SUPPLIED RECORDS below:

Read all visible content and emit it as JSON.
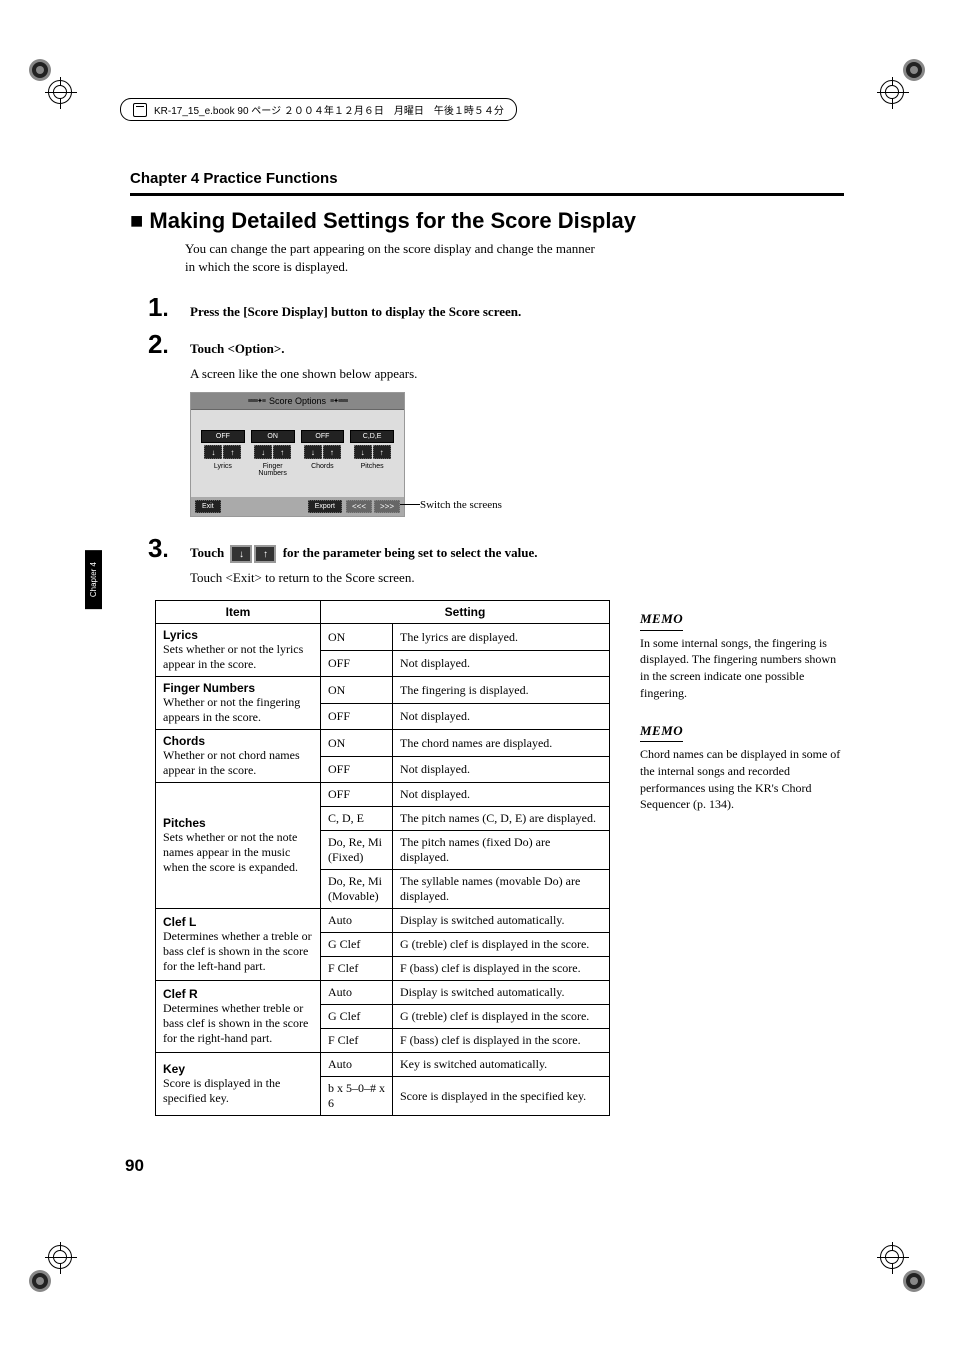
{
  "print_header": "KR-17_15_e.book  90 ページ  ２００４年１２月６日　月曜日　午後１時５４分",
  "chapter_header": "Chapter 4 Practice Functions",
  "section_title": "■ Making Detailed Settings for the Score Display",
  "intro_text": "You can change the part appearing on the score display and change the manner in which the score is displayed.",
  "steps": {
    "s1": {
      "num": "1",
      "text": "Press the [Score Display] button to display the Score screen."
    },
    "s2": {
      "num": "2",
      "text": "Touch <Option>.",
      "sub": "A screen like the one shown below appears."
    },
    "s3": {
      "num": "3",
      "pre": "Touch ",
      "post": " for the parameter being set to select the value.",
      "sub": "Touch <Exit> to return to the Score screen."
    }
  },
  "screenshot": {
    "title": "Score Options",
    "row_values": {
      "c1": "OFF",
      "c2": "ON",
      "c3": "OFF",
      "c4": "C,D,E"
    },
    "labels": {
      "l1": "Lyrics",
      "l2": "Finger Numbers",
      "l3": "Chords",
      "l4": "Pitches"
    },
    "exit": "Exit",
    "export": "Export",
    "left": "<<<",
    "right": ">>>",
    "down": "↓",
    "up": "↑"
  },
  "switch_label": "Switch the screens",
  "table_headers": {
    "item": "Item",
    "setting": "Setting"
  },
  "table": [
    {
      "name": "Lyrics",
      "desc": "Sets whether or not the lyrics appear in the score.",
      "rows": [
        {
          "val": "ON",
          "txt": "The lyrics are displayed."
        },
        {
          "val": "OFF",
          "txt": "Not displayed."
        }
      ]
    },
    {
      "name": "Finger Numbers",
      "desc": "Whether or not the fingering appears in the score.",
      "rows": [
        {
          "val": "ON",
          "txt": "The fingering is displayed."
        },
        {
          "val": "OFF",
          "txt": "Not displayed."
        }
      ]
    },
    {
      "name": "Chords",
      "desc": "Whether or not chord names appear in the score.",
      "rows": [
        {
          "val": "ON",
          "txt": "The chord names are displayed."
        },
        {
          "val": "OFF",
          "txt": "Not displayed."
        }
      ]
    },
    {
      "name": "Pitches",
      "desc": "Sets whether or not the note names appear in the music when the score is expanded.",
      "rows": [
        {
          "val": "OFF",
          "txt": "Not displayed."
        },
        {
          "val": "C, D, E",
          "txt": "The pitch names (C, D, E) are displayed."
        },
        {
          "val": "Do, Re, Mi (Fixed)",
          "txt": "The pitch names (fixed Do) are displayed."
        },
        {
          "val": "Do, Re, Mi (Movable)",
          "txt": "The syllable names (movable Do) are displayed."
        }
      ]
    },
    {
      "name": "Clef L",
      "desc": "Determines whether a treble or bass clef is shown in the score for the left-hand part.",
      "rows": [
        {
          "val": "Auto",
          "txt": "Display is switched automatically."
        },
        {
          "val": "G Clef",
          "txt": "G (treble) clef is displayed in the score."
        },
        {
          "val": "F Clef",
          "txt": "F (bass) clef is displayed in the score."
        }
      ]
    },
    {
      "name": "Clef R",
      "desc": "Determines whether treble or bass clef is shown in the score for the right-hand part.",
      "rows": [
        {
          "val": "Auto",
          "txt": "Display is switched automatically."
        },
        {
          "val": "G Clef",
          "txt": "G (treble) clef is displayed in the score."
        },
        {
          "val": "F Clef",
          "txt": "F (bass) clef is displayed in the score."
        }
      ]
    },
    {
      "name": "Key",
      "desc": "Score is displayed in the specified key.",
      "rows": [
        {
          "val": "Auto",
          "txt": "Key is switched automatically."
        },
        {
          "val": "b x 5–0–# x 6",
          "txt": "Score is displayed in the specified key."
        }
      ]
    }
  ],
  "memos": {
    "label": "MEMO",
    "m1": "In some internal songs, the fingering is displayed. The fingering numbers shown in the screen indicate one possible fingering.",
    "m2": "Chord names can be displayed in some of the internal songs and recorded performances using the KR's Chord Sequencer (p. 134)."
  },
  "side_tab": "Chapter 4",
  "page_number": "90"
}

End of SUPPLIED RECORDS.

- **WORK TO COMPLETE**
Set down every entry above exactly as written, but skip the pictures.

- **RESPONSE TO THE TASK**
Read all visible content and emit it as JSON.
{
  "print_header": "KR-17_15_e.book  90 ページ  ２００４年１２月６日　月曜日　午後１時５４分",
  "chapter_header": "Chapter 4 Practice Functions",
  "section_title": "■ Making Detailed Settings for the Score Display",
  "intro_text": "You can change the part appearing on the score display and change the manner in which the score is displayed.",
  "steps": {
    "s1": {
      "num": "1",
      "text": "Press the [Score Display] button to display the Score screen."
    },
    "s2": {
      "num": "2",
      "text": "Touch <Option>.",
      "sub": "A screen like the one shown below appears."
    },
    "s3": {
      "num": "3",
      "pre": "Touch ",
      "post": " for the parameter being set to select the value.",
      "sub": "Touch <Exit> to return to the Score screen."
    }
  },
  "screenshot": {
    "title": "Score Options",
    "row_values": {
      "c1": "OFF",
      "c2": "ON",
      "c3": "OFF",
      "c4": "C,D,E"
    },
    "labels": {
      "l1": "Lyrics",
      "l2": "Finger Numbers",
      "l3": "Chords",
      "l4": "Pitches"
    },
    "exit": "Exit",
    "export": "Export",
    "left": "<<<",
    "right": ">>>",
    "down": "↓",
    "up": "↑"
  },
  "switch_label": "Switch the screens",
  "table_headers": {
    "item": "Item",
    "setting": "Setting"
  },
  "table": [
    {
      "name": "Lyrics",
      "desc": "Sets whether or not the lyrics appear in the score.",
      "rows": [
        {
          "val": "ON",
          "txt": "The lyrics are displayed."
        },
        {
          "val": "OFF",
          "txt": "Not displayed."
        }
      ]
    },
    {
      "name": "Finger Numbers",
      "desc": "Whether or not the fingering appears in the score.",
      "rows": [
        {
          "val": "ON",
          "txt": "The fingering is displayed."
        },
        {
          "val": "OFF",
          "txt": "Not displayed."
        }
      ]
    },
    {
      "name": "Chords",
      "desc": "Whether or not chord names appear in the score.",
      "rows": [
        {
          "val": "ON",
          "txt": "The chord names are displayed."
        },
        {
          "val": "OFF",
          "txt": "Not displayed."
        }
      ]
    },
    {
      "name": "Pitches",
      "desc": "Sets whether or not the note names appear in the music when the score is expanded.",
      "rows": [
        {
          "val": "OFF",
          "txt": "Not displayed."
        },
        {
          "val": "C, D, E",
          "txt": "The pitch names (C, D, E) are displayed."
        },
        {
          "val": "Do, Re, Mi (Fixed)",
          "txt": "The pitch names (fixed Do) are displayed."
        },
        {
          "val": "Do, Re, Mi (Movable)",
          "txt": "The syllable names (movable Do) are displayed."
        }
      ]
    },
    {
      "name": "Clef L",
      "desc": "Determines whether a treble or bass clef is shown in the score for the left-hand part.",
      "rows": [
        {
          "val": "Auto",
          "txt": "Display is switched automatically."
        },
        {
          "val": "G Clef",
          "txt": "G (treble) clef is displayed in the score."
        },
        {
          "val": "F Clef",
          "txt": "F (bass) clef is displayed in the score."
        }
      ]
    },
    {
      "name": "Clef R",
      "desc": "Determines whether treble or bass clef is shown in the score for the right-hand part.",
      "rows": [
        {
          "val": "Auto",
          "txt": "Display is switched automatically."
        },
        {
          "val": "G Clef",
          "txt": "G (treble) clef is displayed in the score."
        },
        {
          "val": "F Clef",
          "txt": "F (bass) clef is displayed in the score."
        }
      ]
    },
    {
      "name": "Key",
      "desc": "Score is displayed in the specified key.",
      "rows": [
        {
          "val": "Auto",
          "txt": "Key is switched automatically."
        },
        {
          "val": "b x 5–0–# x 6",
          "txt": "Score is displayed in the specified key."
        }
      ]
    }
  ],
  "memos": {
    "label": "MEMO",
    "m1": "In some internal songs, the fingering is displayed. The fingering numbers shown in the screen indicate one possible fingering.",
    "m2": "Chord names can be displayed in some of the internal songs and recorded performances using the KR's Chord Sequencer (p. 134)."
  },
  "side_tab": "Chapter 4",
  "page_number": "90"
}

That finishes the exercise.